thoughtful, emotionally fleet and powerfully recorded
Support us financially by purchasing this from
Enrique GRANADOS (1867-1916) Goyescas (1912-16) [53:46]
Crepúsculo (Goyescas) [4:45]
Reverie-Improvisation (1916) [5:03]
Intermezzo (from opera Goyescas) (1916) [2:43]
El Pelele (Escena Goyesca) (1914) [3:05]
José Menor (piano)
rec. Auditorio Manuel de Falla, Granada, 2016 IBS CLASSICAL IBS82017 [77:10]
The powerful audio image accorded to José Menor for this long-playing CD is both its blessing and its curse. A blessing because not a detail escapes such close-up attention; a curse because the illusion of quiet playing can only be suggested in token rather than consummately achieved. If your taste runs to sound that has you at dazzlingly close-quarters with the piano then you are in for a treat. The effect is relentlessly lapel-grabbing and to my ears soon tends to becomes overpowering … and, no - changing the volume does not help. As a piano-student's study-aid of the score bar-by-bar and note-by-note you could hardly ask for better. Make no mistake, there are delights here but the fact remains that more distance would have lent greater enchantment as a musical appreciation listening experience.
Among my favourite alternatives - so much so that I tracked down the LPs and transferred them rather ham-fistedly to CD - is Chilean Mario Miranda's 1974 2-LP version on the rather unreliable rice and emery-paper surfaces presented by Saga (STXID 5343-4 or Saga-Pan 6222). The intrinsic sound cannot compare but in that case the image in every particular is a complementary companion to the playing. I should add that there are, in addition, reputedly excellent versions from de Larrocha, Rajna, Ohlsson, Celis and Ortiz among others and most of those are more recent than the ancient Miranda.
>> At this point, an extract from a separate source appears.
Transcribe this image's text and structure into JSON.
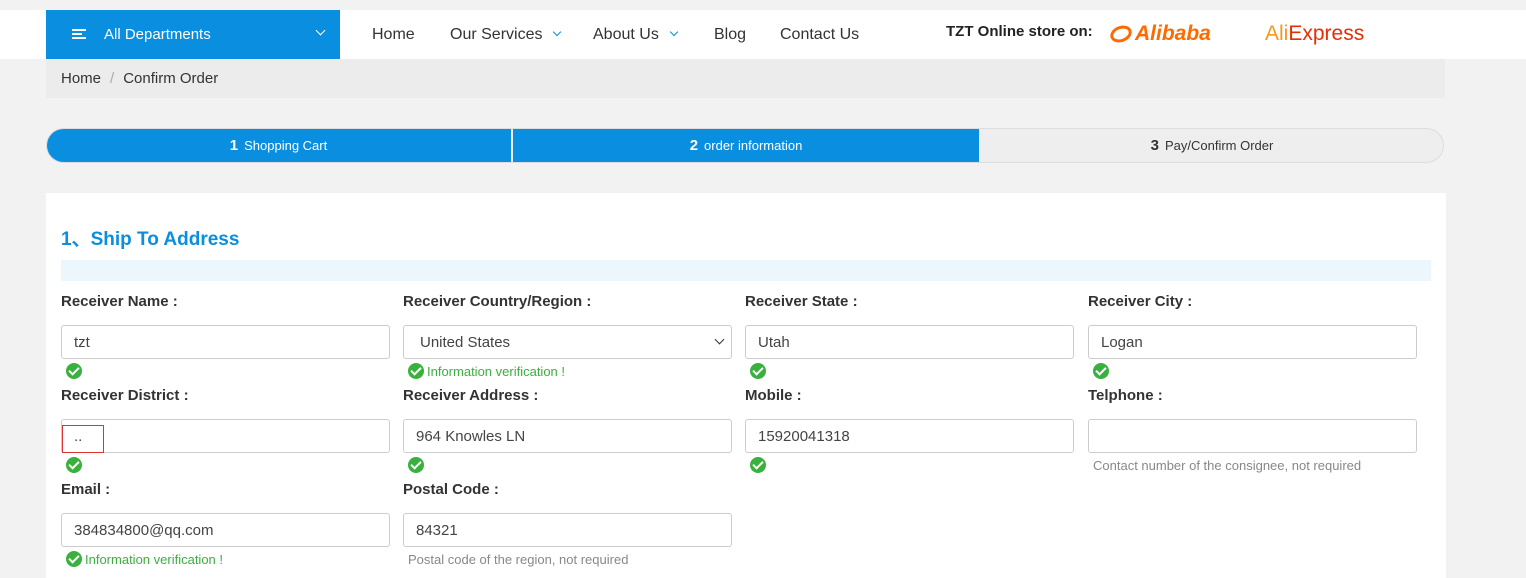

Allowing for microphone placement decisions, Menor's remains a unique and potently dramatic Goyescas. Listen to the poetry he achieves in the closing pages of Los Requiebros. The most candidly Hispanic flavour comes across in El fandango del candil where Menor is excellent in pacing and control. He establishes a regal palace of sound. Then there's the sombre thunder of El Amor y la Muerte. He is just as effective in the gentle evocation of twilight and in the capering Espectro of the main Goyescas finale.
Another thing that marks out this disc as of great value is the choice of fillers. El Pelele is an accustomed addition but Menor also adds the delightfully tentative and starrily playful Crepusculo, in its world premiere recording. This piece is based on the only known manuscript from the Museu de la Musica, Barcelona. Sitting on that work's shoulders is the 1916 Reverie-Improvisation which takes Crepusculo as its departure point. Jácara (Danza para cantar y bailar) is vigorously full-on - a dance for singing and dancing. It uses a theme from Goyescas and this is most beautifully touched in by Menor. To extend the timing Menor adds the imperious, stalking and pearly descents of Intermezzo from the little heard and little recorded opera Goyescas. Such a pity that Menor and IBS could not have found some way of adding another Goyescas cousin: Serenata Goyesca, but space would not permit.
There's a truly superb booklet with a lengthy essay by Menor that is informative, reflective, wide-ranging and unafraid. He gives his own opinion and supports it rather than just reporting others' assessments. This evidences not only his own long-term study but also that he has worked with the Granados family whose encouragement he notes. The essay includes reference to two music examples in facsimile from the manuscript.
An estimable Goyescas and related outliers but make sure before buying that you are happy with the fearlessly forward sound.
Founding Editor Rob Barnett Senior Editor
John Quinn Seen & Heard Editor Emeritus Bill Kenny Editor in Chief
Vacant MusicWeb Webmaster
David Barker MusicWeb Founder Len Mullenger